### [Your instructions]
Search the records for the string "desc" and copy every line where it turns up.
━━━━━ Data excerpts ━━━━━
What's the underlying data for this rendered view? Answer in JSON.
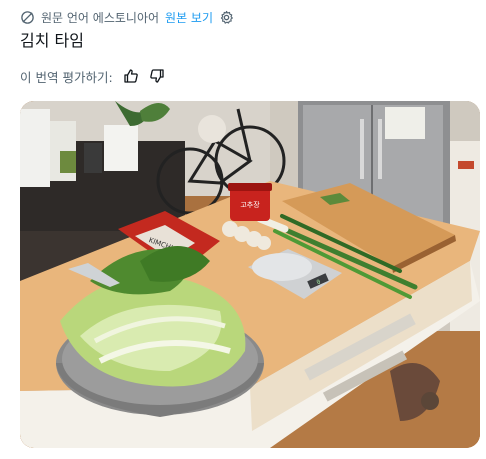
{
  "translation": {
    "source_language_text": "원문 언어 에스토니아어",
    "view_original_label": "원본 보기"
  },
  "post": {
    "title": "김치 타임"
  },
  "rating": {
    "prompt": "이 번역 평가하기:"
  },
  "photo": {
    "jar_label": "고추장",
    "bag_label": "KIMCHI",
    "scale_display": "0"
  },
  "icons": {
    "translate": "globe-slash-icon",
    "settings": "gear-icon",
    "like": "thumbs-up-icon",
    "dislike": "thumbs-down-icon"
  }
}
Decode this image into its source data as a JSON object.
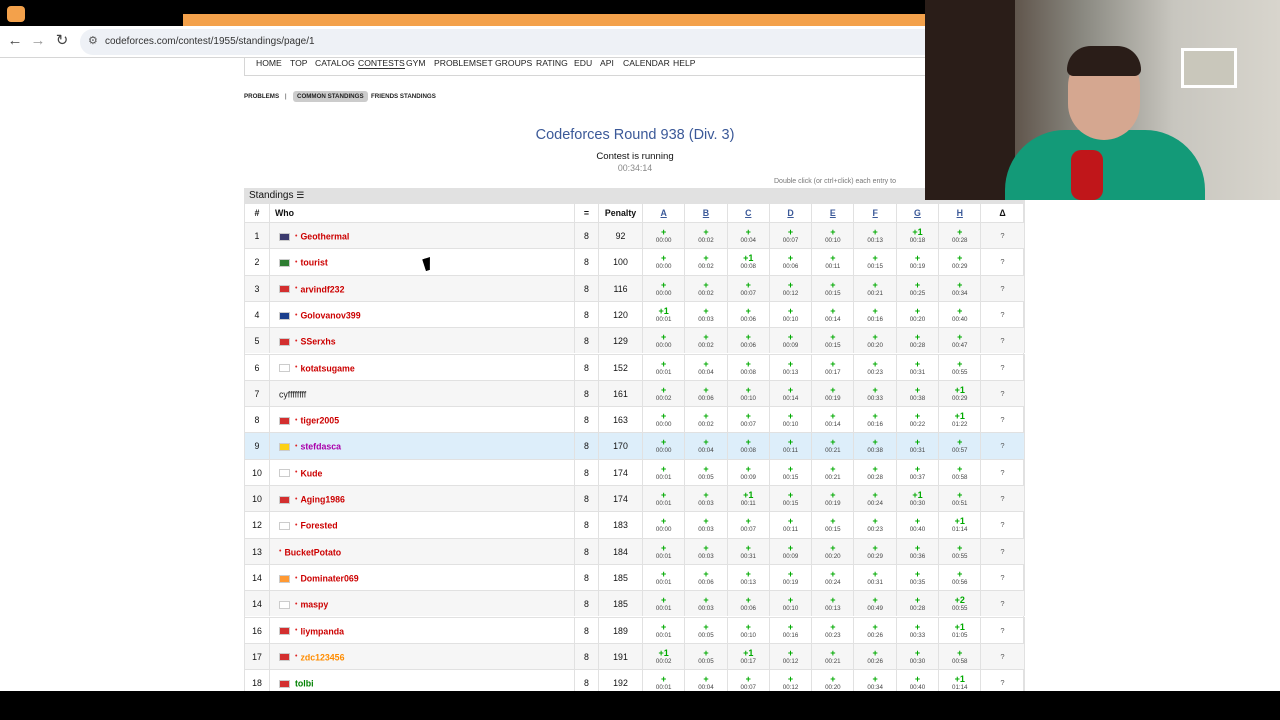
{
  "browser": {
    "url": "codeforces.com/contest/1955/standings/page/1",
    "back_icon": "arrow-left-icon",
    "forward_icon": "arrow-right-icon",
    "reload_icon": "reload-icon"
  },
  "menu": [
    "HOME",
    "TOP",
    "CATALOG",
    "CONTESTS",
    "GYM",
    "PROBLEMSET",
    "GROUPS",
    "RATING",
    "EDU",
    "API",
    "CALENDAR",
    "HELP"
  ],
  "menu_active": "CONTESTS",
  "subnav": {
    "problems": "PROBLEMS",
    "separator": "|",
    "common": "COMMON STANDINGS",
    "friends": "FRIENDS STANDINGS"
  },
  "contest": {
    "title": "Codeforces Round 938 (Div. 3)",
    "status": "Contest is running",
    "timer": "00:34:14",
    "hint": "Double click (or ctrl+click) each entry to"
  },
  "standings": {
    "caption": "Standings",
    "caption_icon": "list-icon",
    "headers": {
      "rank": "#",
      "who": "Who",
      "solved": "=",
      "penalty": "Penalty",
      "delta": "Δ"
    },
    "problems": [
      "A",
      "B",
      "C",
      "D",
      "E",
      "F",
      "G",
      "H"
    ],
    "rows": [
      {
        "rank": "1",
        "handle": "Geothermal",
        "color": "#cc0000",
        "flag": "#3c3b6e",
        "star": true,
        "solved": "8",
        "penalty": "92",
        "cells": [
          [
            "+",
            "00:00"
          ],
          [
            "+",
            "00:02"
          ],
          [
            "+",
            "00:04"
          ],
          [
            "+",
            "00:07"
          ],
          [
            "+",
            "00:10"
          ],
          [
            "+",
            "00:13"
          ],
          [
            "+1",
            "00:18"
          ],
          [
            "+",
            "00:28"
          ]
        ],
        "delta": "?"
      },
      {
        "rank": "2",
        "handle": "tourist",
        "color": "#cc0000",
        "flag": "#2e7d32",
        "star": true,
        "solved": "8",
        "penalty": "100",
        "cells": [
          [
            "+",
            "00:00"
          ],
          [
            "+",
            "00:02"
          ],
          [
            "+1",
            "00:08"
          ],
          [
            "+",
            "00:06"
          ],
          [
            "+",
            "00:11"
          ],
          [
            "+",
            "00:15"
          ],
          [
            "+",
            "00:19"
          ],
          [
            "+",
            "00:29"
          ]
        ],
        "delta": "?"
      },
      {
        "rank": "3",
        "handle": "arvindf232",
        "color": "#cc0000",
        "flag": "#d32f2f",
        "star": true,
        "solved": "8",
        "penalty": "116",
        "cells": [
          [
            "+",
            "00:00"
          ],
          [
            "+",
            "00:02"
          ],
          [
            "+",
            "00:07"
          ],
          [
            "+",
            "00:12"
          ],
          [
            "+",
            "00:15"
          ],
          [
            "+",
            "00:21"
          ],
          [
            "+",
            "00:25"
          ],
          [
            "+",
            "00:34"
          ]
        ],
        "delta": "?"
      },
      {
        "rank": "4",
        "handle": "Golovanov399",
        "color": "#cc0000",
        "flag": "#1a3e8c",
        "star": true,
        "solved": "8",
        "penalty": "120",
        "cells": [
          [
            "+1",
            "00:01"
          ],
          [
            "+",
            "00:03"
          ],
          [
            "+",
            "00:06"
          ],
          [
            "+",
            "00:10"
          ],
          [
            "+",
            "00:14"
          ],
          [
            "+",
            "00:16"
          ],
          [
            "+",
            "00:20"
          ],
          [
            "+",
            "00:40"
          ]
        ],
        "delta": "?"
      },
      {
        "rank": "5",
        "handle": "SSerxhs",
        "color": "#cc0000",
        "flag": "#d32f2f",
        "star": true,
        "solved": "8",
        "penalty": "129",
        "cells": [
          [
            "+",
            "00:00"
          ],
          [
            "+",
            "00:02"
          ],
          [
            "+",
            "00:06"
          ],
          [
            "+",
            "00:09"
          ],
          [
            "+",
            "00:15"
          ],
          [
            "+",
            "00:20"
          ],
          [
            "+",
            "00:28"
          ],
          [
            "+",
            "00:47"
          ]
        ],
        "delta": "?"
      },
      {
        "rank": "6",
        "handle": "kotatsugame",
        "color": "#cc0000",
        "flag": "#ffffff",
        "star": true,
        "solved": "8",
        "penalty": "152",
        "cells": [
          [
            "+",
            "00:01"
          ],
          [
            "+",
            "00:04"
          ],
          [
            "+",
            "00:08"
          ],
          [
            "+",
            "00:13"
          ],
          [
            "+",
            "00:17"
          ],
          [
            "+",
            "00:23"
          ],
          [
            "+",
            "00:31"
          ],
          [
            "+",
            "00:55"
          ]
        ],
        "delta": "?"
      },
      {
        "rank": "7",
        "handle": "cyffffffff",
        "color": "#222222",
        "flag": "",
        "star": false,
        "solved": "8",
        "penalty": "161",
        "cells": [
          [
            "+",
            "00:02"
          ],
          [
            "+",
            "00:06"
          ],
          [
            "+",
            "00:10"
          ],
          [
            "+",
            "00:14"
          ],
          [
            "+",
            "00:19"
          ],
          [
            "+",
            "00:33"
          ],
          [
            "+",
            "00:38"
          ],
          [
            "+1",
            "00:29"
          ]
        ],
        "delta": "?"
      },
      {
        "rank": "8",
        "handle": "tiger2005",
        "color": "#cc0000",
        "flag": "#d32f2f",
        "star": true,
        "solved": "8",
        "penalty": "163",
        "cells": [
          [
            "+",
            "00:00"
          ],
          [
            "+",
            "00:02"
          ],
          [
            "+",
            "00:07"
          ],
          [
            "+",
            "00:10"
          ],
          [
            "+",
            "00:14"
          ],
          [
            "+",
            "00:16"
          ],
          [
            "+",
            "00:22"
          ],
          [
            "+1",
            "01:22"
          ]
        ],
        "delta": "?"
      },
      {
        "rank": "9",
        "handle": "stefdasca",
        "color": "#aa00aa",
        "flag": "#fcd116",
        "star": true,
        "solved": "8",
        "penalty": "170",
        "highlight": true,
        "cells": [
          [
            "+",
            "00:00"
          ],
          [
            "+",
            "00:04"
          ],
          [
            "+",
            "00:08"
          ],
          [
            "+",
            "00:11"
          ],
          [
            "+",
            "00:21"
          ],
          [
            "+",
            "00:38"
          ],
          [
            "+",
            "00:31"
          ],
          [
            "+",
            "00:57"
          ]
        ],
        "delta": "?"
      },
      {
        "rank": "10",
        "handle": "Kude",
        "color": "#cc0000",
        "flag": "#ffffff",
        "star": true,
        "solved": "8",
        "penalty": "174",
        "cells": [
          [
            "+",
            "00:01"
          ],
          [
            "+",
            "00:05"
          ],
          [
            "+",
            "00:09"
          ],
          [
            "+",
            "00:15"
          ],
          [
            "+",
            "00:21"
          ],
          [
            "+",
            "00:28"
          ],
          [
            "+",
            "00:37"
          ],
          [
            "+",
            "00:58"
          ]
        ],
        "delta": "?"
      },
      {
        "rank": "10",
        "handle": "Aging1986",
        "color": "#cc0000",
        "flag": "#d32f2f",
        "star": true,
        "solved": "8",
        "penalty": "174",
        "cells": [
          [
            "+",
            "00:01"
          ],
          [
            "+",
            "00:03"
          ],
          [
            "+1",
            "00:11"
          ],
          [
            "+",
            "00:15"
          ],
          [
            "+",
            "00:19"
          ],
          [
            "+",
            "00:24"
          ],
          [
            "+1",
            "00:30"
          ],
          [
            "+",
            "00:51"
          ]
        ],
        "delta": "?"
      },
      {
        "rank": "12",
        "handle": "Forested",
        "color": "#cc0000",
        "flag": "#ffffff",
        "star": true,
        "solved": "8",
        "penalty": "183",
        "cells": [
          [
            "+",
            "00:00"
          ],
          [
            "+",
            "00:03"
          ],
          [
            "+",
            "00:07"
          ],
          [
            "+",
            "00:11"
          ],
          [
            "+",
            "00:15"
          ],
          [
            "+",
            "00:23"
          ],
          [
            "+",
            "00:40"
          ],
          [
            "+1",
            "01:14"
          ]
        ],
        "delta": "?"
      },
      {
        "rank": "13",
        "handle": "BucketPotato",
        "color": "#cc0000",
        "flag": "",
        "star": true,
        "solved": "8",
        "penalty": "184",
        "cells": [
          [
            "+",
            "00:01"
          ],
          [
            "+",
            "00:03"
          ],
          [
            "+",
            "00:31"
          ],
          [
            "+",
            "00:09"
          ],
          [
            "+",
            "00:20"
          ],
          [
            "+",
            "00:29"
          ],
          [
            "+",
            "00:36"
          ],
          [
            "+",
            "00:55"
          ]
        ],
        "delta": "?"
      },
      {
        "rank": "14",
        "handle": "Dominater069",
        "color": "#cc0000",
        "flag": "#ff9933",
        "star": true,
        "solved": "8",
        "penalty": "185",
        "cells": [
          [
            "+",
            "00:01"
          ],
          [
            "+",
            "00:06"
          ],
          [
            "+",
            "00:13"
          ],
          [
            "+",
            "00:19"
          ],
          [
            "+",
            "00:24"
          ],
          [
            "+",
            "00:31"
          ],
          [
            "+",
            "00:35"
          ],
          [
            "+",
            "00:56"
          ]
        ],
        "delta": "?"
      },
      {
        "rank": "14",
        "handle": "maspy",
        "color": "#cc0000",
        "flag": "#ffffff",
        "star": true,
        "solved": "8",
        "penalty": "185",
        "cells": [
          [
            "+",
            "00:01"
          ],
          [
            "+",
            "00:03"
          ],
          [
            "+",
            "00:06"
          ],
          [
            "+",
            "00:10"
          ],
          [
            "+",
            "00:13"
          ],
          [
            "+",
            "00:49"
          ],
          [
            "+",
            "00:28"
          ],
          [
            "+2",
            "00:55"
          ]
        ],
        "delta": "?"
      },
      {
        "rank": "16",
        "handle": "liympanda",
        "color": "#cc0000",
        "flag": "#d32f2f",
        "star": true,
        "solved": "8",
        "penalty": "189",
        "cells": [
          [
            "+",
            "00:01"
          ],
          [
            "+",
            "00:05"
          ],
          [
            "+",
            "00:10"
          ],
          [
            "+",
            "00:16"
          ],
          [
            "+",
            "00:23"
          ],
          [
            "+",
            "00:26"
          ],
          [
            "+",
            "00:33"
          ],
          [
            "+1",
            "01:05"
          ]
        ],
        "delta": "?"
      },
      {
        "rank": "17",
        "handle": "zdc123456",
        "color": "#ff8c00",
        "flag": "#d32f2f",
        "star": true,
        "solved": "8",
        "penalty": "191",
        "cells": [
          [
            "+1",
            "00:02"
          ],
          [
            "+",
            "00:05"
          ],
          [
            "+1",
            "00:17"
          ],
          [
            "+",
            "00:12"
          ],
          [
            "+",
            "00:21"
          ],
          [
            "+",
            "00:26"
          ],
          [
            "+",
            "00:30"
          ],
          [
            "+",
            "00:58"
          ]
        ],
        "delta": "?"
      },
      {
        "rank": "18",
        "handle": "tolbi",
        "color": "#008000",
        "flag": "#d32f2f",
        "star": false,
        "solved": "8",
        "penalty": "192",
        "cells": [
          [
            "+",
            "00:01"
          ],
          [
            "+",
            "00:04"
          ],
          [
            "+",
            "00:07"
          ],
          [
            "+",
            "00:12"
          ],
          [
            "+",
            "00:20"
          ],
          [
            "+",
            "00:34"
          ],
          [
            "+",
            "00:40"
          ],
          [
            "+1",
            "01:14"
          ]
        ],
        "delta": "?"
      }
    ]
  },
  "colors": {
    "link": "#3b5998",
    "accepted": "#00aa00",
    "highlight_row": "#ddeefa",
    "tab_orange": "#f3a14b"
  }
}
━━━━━
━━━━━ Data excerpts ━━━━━
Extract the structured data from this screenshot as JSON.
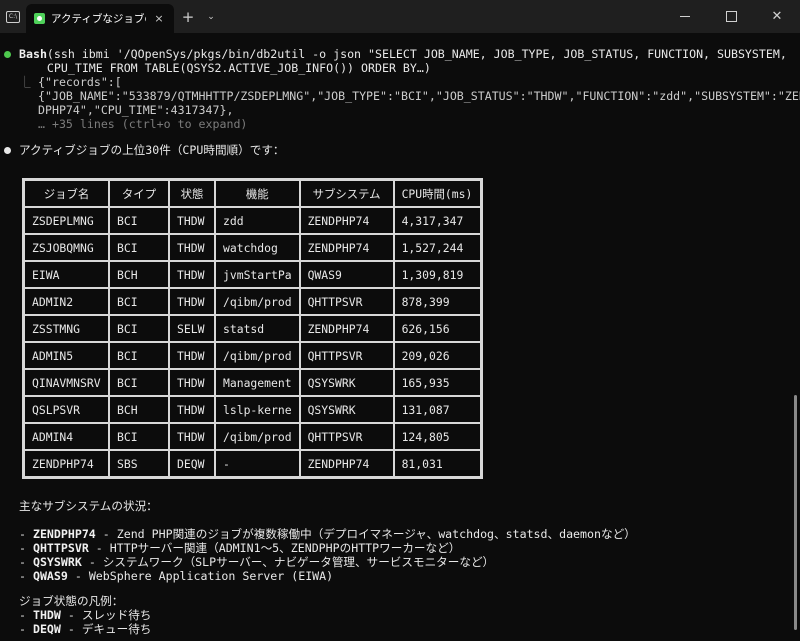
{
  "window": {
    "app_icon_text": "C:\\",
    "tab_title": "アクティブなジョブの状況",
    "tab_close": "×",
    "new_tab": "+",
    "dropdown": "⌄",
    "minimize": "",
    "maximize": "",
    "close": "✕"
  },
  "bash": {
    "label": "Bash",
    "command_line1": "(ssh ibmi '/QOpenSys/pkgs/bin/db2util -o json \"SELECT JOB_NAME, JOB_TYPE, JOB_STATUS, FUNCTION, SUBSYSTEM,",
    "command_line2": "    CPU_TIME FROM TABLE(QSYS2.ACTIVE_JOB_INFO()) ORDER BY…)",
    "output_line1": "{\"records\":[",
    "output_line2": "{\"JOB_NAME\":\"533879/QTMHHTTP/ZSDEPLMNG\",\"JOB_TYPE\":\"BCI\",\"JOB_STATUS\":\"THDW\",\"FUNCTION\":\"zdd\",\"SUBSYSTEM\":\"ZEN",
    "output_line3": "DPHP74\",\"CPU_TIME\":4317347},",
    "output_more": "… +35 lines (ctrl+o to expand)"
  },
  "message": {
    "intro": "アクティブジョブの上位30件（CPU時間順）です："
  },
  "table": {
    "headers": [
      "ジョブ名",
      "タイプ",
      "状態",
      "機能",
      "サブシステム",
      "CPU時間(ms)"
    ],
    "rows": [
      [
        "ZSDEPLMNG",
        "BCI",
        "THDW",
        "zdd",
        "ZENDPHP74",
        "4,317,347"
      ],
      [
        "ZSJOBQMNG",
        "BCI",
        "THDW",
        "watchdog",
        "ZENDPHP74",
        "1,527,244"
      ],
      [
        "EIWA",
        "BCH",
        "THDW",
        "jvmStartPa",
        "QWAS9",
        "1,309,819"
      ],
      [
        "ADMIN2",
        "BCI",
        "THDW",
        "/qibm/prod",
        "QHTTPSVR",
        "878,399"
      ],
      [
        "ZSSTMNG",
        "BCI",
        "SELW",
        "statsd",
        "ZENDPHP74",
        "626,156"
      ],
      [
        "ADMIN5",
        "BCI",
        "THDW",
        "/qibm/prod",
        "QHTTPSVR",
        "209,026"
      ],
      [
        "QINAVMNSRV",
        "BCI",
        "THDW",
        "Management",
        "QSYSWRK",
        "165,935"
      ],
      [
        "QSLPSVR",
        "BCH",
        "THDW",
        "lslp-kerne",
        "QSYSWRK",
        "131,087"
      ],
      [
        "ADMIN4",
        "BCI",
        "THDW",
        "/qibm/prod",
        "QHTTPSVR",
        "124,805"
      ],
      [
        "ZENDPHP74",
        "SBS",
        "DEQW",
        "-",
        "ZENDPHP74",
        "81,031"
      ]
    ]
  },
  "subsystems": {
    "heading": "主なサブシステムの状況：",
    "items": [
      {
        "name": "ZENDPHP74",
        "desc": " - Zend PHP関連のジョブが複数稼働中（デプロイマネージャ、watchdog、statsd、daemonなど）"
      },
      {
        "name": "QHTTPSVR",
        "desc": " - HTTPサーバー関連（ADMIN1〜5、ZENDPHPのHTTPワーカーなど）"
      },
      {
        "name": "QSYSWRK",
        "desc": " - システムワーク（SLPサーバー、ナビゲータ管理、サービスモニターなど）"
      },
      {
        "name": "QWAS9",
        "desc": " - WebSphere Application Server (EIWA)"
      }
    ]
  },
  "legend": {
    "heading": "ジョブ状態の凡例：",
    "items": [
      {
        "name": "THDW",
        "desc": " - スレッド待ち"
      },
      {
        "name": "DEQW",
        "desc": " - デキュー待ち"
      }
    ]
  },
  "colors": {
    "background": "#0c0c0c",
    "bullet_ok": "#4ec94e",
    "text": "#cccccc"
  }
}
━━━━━
### [Exercise output]
        "desc": " - Zend PHP関連のジョブが複数稼働中（デプロイマネージャ、watchdog、statsd、daemonなど）"
        "desc": " - HTTPサーバー関連（ADMIN1〜5、ZENDPHPのHTTPワーカーなど）"
        "desc": " - システムワーク（SLPサーバー、ナビゲータ管理、サービスモニターなど）"
        "desc": " - WebSphere Application Server (EIWA)"
        "desc": " - スレッド待ち"
        "desc": " - デキュー待ち"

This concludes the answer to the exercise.